One of Ireland’s largest newspapers told readers Tuesday morning not to expect any photos of Taylor Swift performing during her two sold-out concerts in Dublin.
The Irish Times passed on photographing her shows because of a restrictive contract Swift’s people ask shooters to sign. The contract gives the photographer a “one-time-only” use on the photos yet allows Swift unlimited rights to use the images for publicity and promotion.
Such contracts by entertainment figures are nothing new, except Swift famously called out Apple for initially withholding royalties to musicians during the free three-month trial period of the new Apple Music service.
Taylor Swift is a shrewd business woman and thought she was speaking for all the little artists when she told Apple to kiss off when it comes to featuring her album 1989 on its new music streaming service.
To not pay artists during Apple Music’s free three-month trial period is exploitive, the singer-songwriter suggested, not to mention “shocking” and “disappointing.”
So forgive music photographer Jason Sheldon if he is unable to Shake It Off and is bothered by the hypocrisy of her stance. Editorial photographers assigned to shoot her shows must sign away rights to their photos, preventing them from being paid while giving Swift unlimited use of the pictures for publicity and promotion.
We rely on our iPhone for so many facets of our life, but as a camera it has become a disruptive force in the photography world. The “Shot with an iPhone 6″ advertising campaign is likely making traditional camera companies shutter – pun intended – as sales of consumer cameras continue to fall.
It’s a go-to tool for professional photographers, who have done everything from publish books with iPhone photography to shoot commercials for corporate clients. But there are limitations and sometimes it would be nice to supplement a smartphone’s camera with the punch of a DSLR camera.
DxO, the makers of sophisticated imaging software, may have the ONE camera to do this. The ONE is a palm-sized camera that plugs into your iPhone with functions and optics that have the potential to deliver greater image quality.
So your iPhone has you convinced you’re a pretty good photographer and it’s time to raise your game with a dedicated camera and all sorts of lenses. You are going to need something to sling your gear.
There are so many types of camera bags – shoulder, belt packs, roller cases – with designs tailored for various kinds of photography, shooting environments and individual preferences. The bag type that is arguably the most versatile is the camera backpack.

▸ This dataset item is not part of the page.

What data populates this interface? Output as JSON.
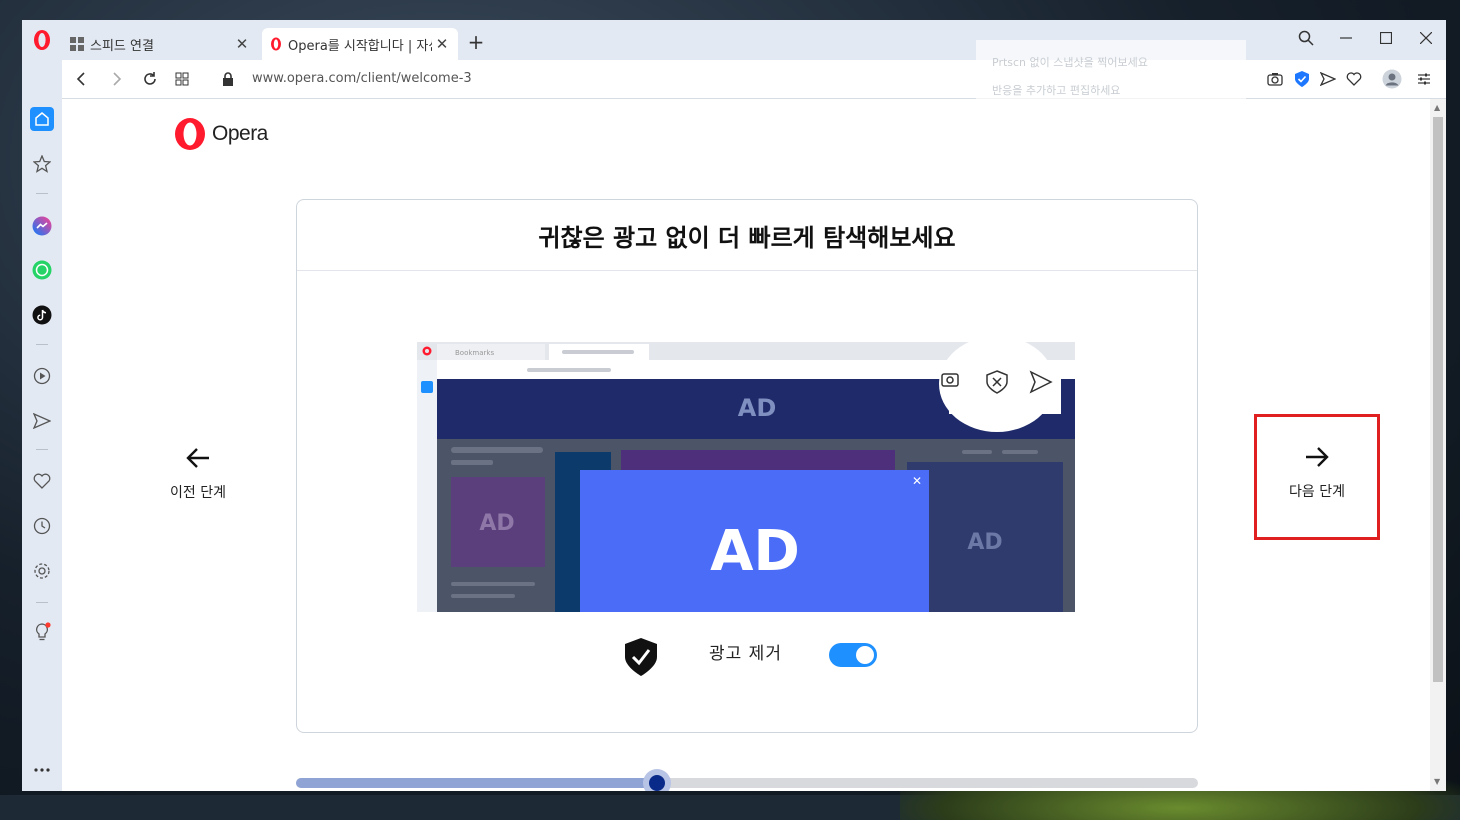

Backpacks are ideal when you are in transit with a lot of gear, whether you’re flying or hiking. They are also versatile to comfortably carry as you shoot, especially if you have to bring with you a laptop or change of clothes.
Three respected manufacturers have new bags to meet a spectrum of needs and demands. Think Tank, Lowepro and long-time Apple product vendor, InCase, bring to their latest lines rugged construction and intelligent storage options. Camera backpacks are one of the more pricey accessories, but it’s money well spent to protect your investment in bodies, lights and lenses.